◆ **Your goal**: Keep the images out while you retype all of the data exactly.

◆ **Records**:
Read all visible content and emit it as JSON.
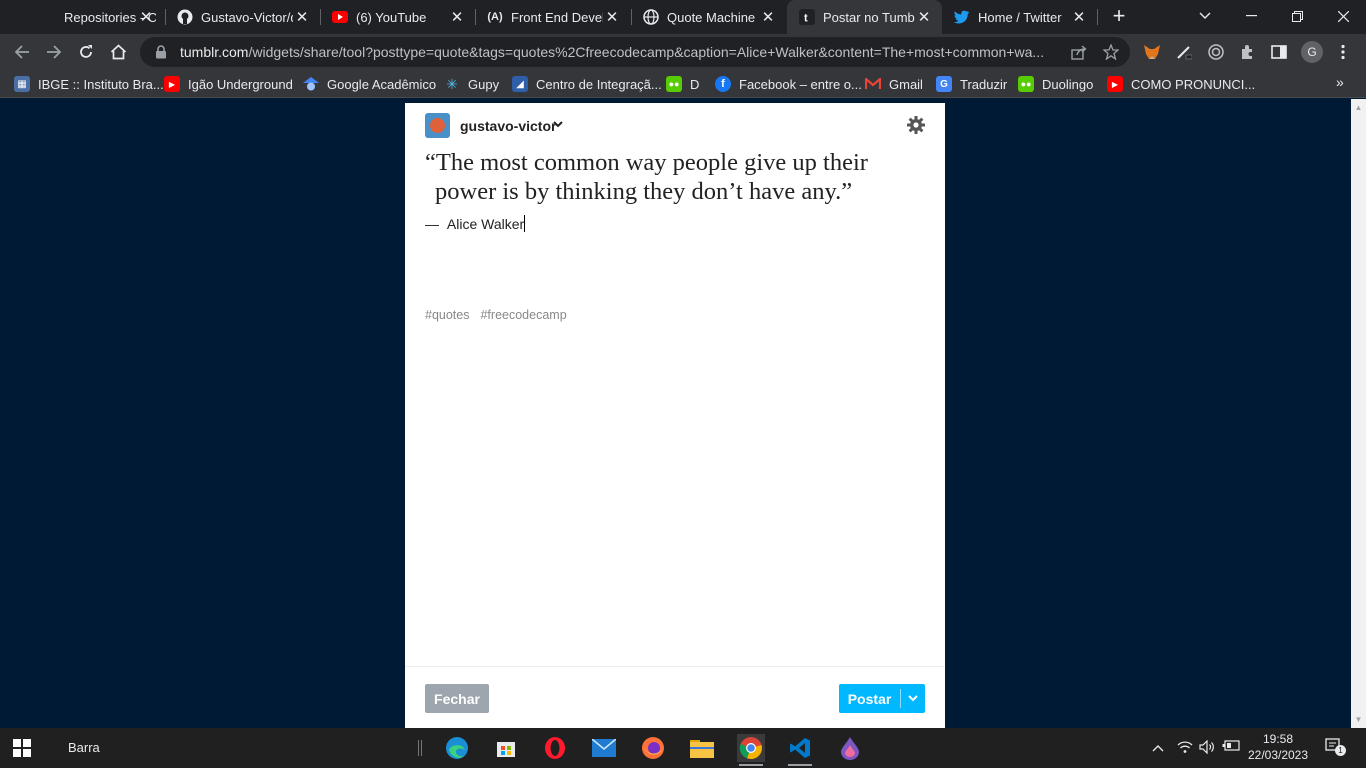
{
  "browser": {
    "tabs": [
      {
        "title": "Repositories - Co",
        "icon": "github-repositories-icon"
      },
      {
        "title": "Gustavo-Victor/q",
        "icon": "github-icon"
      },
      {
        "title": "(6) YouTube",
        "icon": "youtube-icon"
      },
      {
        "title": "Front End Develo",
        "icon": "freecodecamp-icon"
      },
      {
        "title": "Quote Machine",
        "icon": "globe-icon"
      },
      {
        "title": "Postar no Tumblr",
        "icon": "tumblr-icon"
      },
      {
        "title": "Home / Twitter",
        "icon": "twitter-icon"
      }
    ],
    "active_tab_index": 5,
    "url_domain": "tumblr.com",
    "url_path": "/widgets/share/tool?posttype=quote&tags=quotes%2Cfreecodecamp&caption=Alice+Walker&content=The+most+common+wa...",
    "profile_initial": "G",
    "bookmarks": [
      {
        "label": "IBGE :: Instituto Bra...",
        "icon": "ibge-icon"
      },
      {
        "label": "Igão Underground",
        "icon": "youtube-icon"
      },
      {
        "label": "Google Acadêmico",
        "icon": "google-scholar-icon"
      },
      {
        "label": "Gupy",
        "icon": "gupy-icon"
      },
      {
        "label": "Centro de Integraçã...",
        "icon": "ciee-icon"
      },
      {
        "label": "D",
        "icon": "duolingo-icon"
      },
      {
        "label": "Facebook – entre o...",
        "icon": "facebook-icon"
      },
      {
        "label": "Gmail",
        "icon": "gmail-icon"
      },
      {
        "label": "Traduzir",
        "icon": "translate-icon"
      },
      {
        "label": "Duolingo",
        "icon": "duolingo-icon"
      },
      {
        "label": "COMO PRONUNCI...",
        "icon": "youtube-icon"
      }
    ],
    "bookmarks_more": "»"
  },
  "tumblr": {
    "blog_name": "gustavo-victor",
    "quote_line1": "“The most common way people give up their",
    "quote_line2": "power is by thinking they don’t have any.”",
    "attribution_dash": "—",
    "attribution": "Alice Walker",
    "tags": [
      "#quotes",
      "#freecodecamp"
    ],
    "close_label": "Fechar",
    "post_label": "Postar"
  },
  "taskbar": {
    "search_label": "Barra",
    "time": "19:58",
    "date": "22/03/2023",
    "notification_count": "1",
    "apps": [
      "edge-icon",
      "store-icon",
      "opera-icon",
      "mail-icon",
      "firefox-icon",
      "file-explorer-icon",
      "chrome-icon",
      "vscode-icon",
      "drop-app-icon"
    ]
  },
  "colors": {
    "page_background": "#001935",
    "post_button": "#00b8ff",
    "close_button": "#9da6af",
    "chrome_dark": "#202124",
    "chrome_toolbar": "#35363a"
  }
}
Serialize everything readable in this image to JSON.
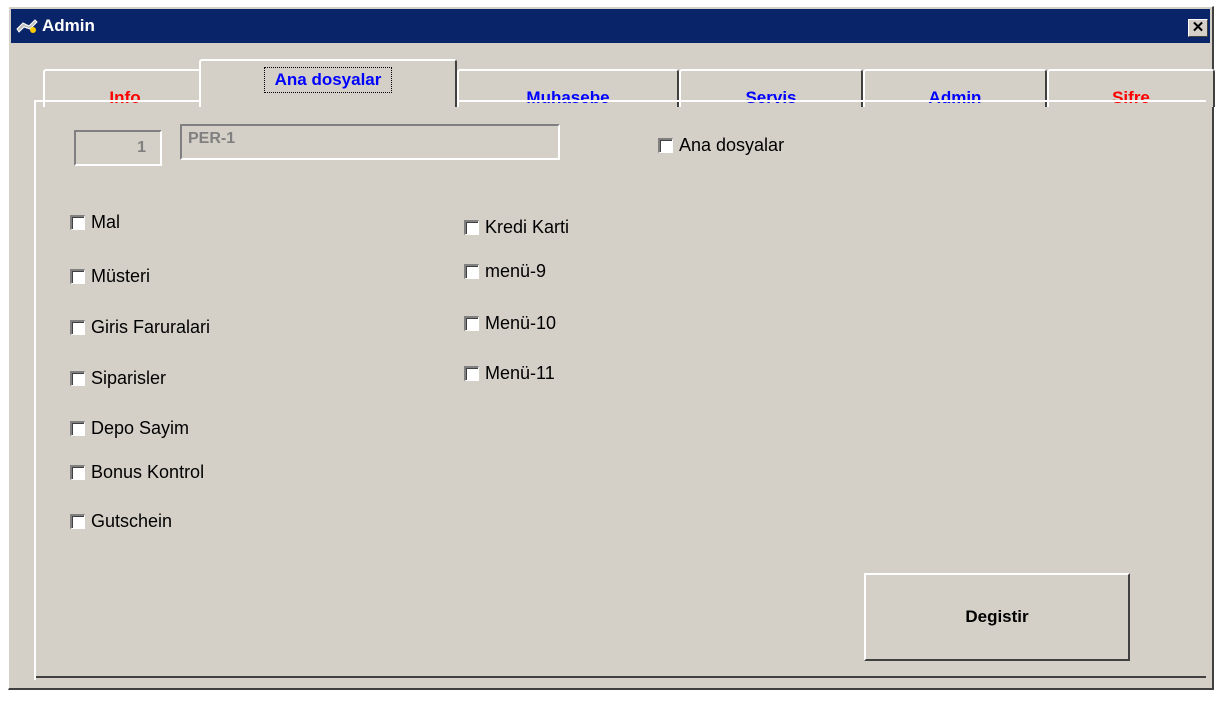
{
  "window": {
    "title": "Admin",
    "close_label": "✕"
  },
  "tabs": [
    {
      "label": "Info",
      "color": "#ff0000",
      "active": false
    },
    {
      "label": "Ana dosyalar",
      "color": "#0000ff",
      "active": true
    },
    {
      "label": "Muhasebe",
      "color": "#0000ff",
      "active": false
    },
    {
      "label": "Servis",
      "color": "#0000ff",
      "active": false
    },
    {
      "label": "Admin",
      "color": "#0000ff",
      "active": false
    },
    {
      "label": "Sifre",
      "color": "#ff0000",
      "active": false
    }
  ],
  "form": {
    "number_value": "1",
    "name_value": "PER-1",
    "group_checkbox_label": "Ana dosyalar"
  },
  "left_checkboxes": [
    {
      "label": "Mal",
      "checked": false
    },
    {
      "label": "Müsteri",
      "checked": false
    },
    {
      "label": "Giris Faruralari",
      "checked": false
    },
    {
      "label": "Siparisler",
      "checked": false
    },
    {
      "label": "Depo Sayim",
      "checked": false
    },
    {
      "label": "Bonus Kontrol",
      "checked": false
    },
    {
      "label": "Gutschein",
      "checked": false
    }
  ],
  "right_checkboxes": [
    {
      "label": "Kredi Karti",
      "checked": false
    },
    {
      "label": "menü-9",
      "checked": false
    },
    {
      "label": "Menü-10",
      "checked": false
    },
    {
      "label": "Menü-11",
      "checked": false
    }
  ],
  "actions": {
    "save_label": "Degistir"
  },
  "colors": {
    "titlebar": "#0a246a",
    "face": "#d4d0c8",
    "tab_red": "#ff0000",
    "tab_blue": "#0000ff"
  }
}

◆ **Solution to this task**:
Read all visible content and emit it as JSON.
{
  "browser": {
    "tabs": [
      {
        "title": "Repositories - Co",
        "icon": "github-repositories-icon"
      },
      {
        "title": "Gustavo-Victor/q",
        "icon": "github-icon"
      },
      {
        "title": "(6) YouTube",
        "icon": "youtube-icon"
      },
      {
        "title": "Front End Develo",
        "icon": "freecodecamp-icon"
      },
      {
        "title": "Quote Machine",
        "icon": "globe-icon"
      },
      {
        "title": "Postar no Tumblr",
        "icon": "tumblr-icon"
      },
      {
        "title": "Home / Twitter",
        "icon": "twitter-icon"
      }
    ],
    "active_tab_index": 5,
    "url_domain": "tumblr.com",
    "url_path": "/widgets/share/tool?posttype=quote&tags=quotes%2Cfreecodecamp&caption=Alice+Walker&content=The+most+common+wa...",
    "profile_initial": "G",
    "bookmarks": [
      {
        "label": "IBGE :: Instituto Bra...",
        "icon": "ibge-icon"
      },
      {
        "label": "Igão Underground",
        "icon": "youtube-icon"
      },
      {
        "label": "Google Acadêmico",
        "icon": "google-scholar-icon"
      },
      {
        "label": "Gupy",
        "icon": "gupy-icon"
      },
      {
        "label": "Centro de Integraçã...",
        "icon": "ciee-icon"
      },
      {
        "label": "D",
        "icon": "duolingo-icon"
      },
      {
        "label": "Facebook – entre o...",
        "icon": "facebook-icon"
      },
      {
        "label": "Gmail",
        "icon": "gmail-icon"
      },
      {
        "label": "Traduzir",
        "icon": "translate-icon"
      },
      {
        "label": "Duolingo",
        "icon": "duolingo-icon"
      },
      {
        "label": "COMO PRONUNCI...",
        "icon": "youtube-icon"
      }
    ],
    "bookmarks_more": "»"
  },
  "tumblr": {
    "blog_name": "gustavo-victor",
    "quote_line1": "“The most common way people give up their",
    "quote_line2": "power is by thinking they don’t have any.”",
    "attribution_dash": "—",
    "attribution": "Alice Walker",
    "tags": [
      "#quotes",
      "#freecodecamp"
    ],
    "close_label": "Fechar",
    "post_label": "Postar"
  },
  "taskbar": {
    "search_label": "Barra",
    "time": "19:58",
    "date": "22/03/2023",
    "notification_count": "1",
    "apps": [
      "edge-icon",
      "store-icon",
      "opera-icon",
      "mail-icon",
      "firefox-icon",
      "file-explorer-icon",
      "chrome-icon",
      "vscode-icon",
      "drop-app-icon"
    ]
  },
  "colors": {
    "page_background": "#001935",
    "post_button": "#00b8ff",
    "close_button": "#9da6af",
    "chrome_dark": "#202124",
    "chrome_toolbar": "#35363a"
  }
}
Serialize everything readable in this image to JSON.
{
  "window": {
    "title": "Admin",
    "close_label": "✕"
  },
  "tabs": [
    {
      "label": "Info",
      "color": "#ff0000",
      "active": false
    },
    {
      "label": "Ana dosyalar",
      "color": "#0000ff",
      "active": true
    },
    {
      "label": "Muhasebe",
      "color": "#0000ff",
      "active": false
    },
    {
      "label": "Servis",
      "color": "#0000ff",
      "active": false
    },
    {
      "label": "Admin",
      "color": "#0000ff",
      "active": false
    },
    {
      "label": "Sifre",
      "color": "#ff0000",
      "active": false
    }
  ],
  "form": {
    "number_value": "1",
    "name_value": "PER-1",
    "group_checkbox_label": "Ana dosyalar"
  },
  "left_checkboxes": [
    {
      "label": "Mal",
      "checked": false
    },
    {
      "label": "Müsteri",
      "checked": false
    },
    {
      "label": "Giris Faruralari",
      "checked": false
    },
    {
      "label": "Siparisler",
      "checked": false
    },
    {
      "label": "Depo Sayim",
      "checked": false
    },
    {
      "label": "Bonus Kontrol",
      "checked": false
    },
    {
      "label": "Gutschein",
      "checked": false
    }
  ],
  "right_checkboxes": [
    {
      "label": "Kredi Karti",
      "checked": false
    },
    {
      "label": "menü-9",
      "checked": false
    },
    {
      "label": "Menü-10",
      "checked": false
    },
    {
      "label": "Menü-11",
      "checked": false
    }
  ],
  "actions": {
    "save_label": "Degistir"
  },
  "colors": {
    "titlebar": "#0a246a",
    "face": "#d4d0c8",
    "tab_red": "#ff0000",
    "tab_blue": "#0000ff"
  }
}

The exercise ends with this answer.